I’ve been looking for a dining room table for a couple of months now but have always bulked at prices. This is our first dining room in many years and, knowing that we’ll frequently entertain in the Dream House, I want a rectangular table to will seat six. I fell in love with a couple of tables from West Elm but I couldn’t justify spending upwards of $600 on a table right now. So imagine my delight when I came across a rustic old table for $29 at the antique mall!
When my aunt sent us a housewarming card with a $20 bill and a $10 bill stuffed inside, she was probably thinking I’d get something small. A plant maybe. Or some groceries even. I’m sure she had no idea that I would be able to outfit our dining room with thirty bucks! Frankly, neither did I. The day that I received the card, I stuffed the cash into my pocket and headed directly to the antique mall with visions of a new end table or nightstand in my head.
There’s one particular room in this antique mall where we have scored a number of affordable treasures. I don’t know who rents the room from the antique mall, but the prices are incredible in there. Of course, some of the stuff is a bit shabby but they’re always priced accordingly. On our first visit to the mall we scored a fantastic Prairie style plant stand for under $5 in this room. But nothing can beat the $29 dining table I bought yesterday. OK, so it’s not technically a dining room table. But it IS a long table that will fit perfectly in the dining room.
I got some gruff from a Facebook follower when I posted about the table right after I bought it. It’s an ugly plywood table! the follower cried. But actually that’s what I like about it! My $29 table is weathered, cheap, industrial, farmhouse-y … and I love it for that. I like that it’s not a precious table. It’s the kind of table that we can really use. Perfect for writing blog posts or, come summertime, snapping beans and canning veggies. It’s where we can stretch out to play games or work on craft projects without worrying about destroying an expensive tabletop. I like the scratches on the top and the big bolts that attach the legs to the frame.
Speaking of those legs, they would NOT come off the table. The rusty old bolts that secure the legs to the frame are probably never coming off. Believe me, I tried. Oh did I try! Just as I tried to carry the big, heavy table with the legs still on through the side door at the Dream House. On. My. Own. I spent about thirty minutes in subzero weather, my fingers numb and my nose running, trying to finagle the table through the narrow door and into a narrow hallway. I removed the screen door. I cursed and sniffled and swore some more, but I couldn’t get more than two table legs through the door.

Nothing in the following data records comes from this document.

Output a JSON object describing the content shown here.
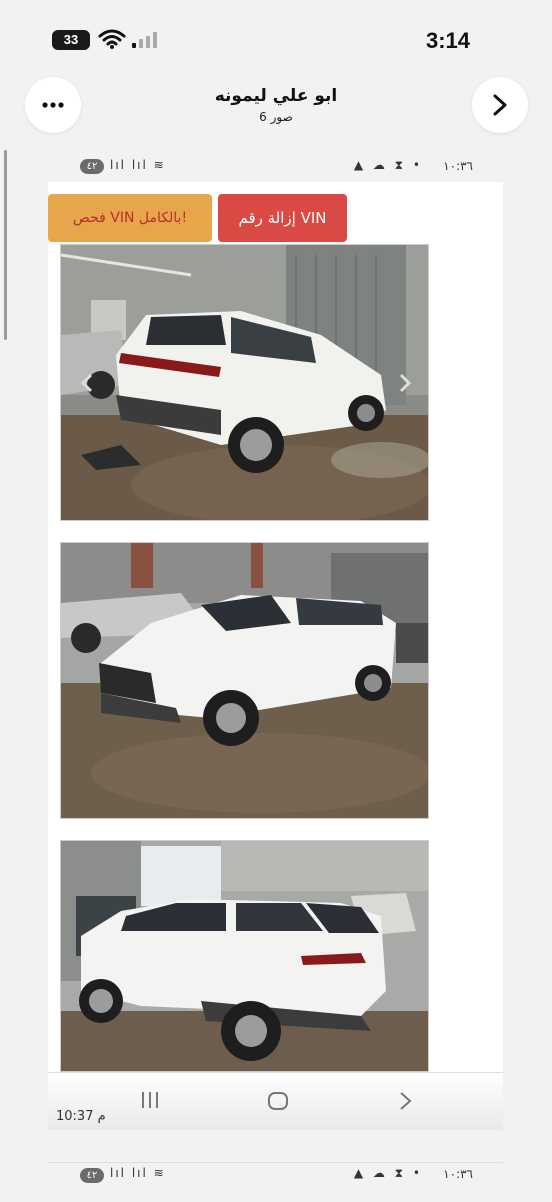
{
  "ios_status": {
    "time": "3:14",
    "battery": "33"
  },
  "header": {
    "title": "ابو علي ليمونه",
    "subtitle": "6 صور"
  },
  "embedded_status": {
    "time": "١٠:٣٦",
    "badge": "٤٢",
    "icons": "▲ ☁ ⧗ •",
    "signal": "lıl lıl ≋"
  },
  "buttons": {
    "vin_full_check": "فحص VIN بالكامل!",
    "vin_remove": "إزالة رقم VIN"
  },
  "photos": [
    {
      "alt": "white SUV rear three-quarter view"
    },
    {
      "alt": "white SUV front three-quarter view"
    },
    {
      "alt": "white SUV rear side view"
    }
  ],
  "bottom_nav": {
    "time": "10:37 م"
  },
  "next_status": {
    "time": "١٠:٣٦",
    "badge": "٤٢",
    "icons": "▲ ☁ ⧗ •",
    "signal": "lıl lıl ≋"
  }
}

At one point, I was stuck with half the table in the house, the other half outside … and my body wedged between the doorjamb and the table.
I was just about to give up. “I’ll never get this thing in the house by myself,” I said to myself, the steam from my heavy breathing in the arctic air creating a cloud around my face.
If life was cartoon, this is when a light bulb would have popped up over my head. And then a thought bubble with an image of the front door would have filled the space. I picked up the table, all He-Man like in my strength and determination, and carried it through the front door within thirty seconds. I heaved a sigh of relief and vowed never to admit to my frantic effort to get the table in through the side door. So, you know, ssshh … keep that to yourself.
For now I’m using some vintage folding chairs at the table. But I’m thinking I’ll offset the rustic nature of the table with modern chairs. I’m learning toward upholstered chairs, perhaps something like these Driftwood Greyson Chairs from World Market, to soften up the space. Considering the low price of the table, I have a little room to splurge on seating. But of course I’d much rather find something cheap and used! I’m also thinking of small wing backs for the two ends of the table. The dining room is large enough to accommodate it and it would be nice to have the extra comfortable seating for long dinners.
— J. Blandings
Images: Mr. and Mr. Blandings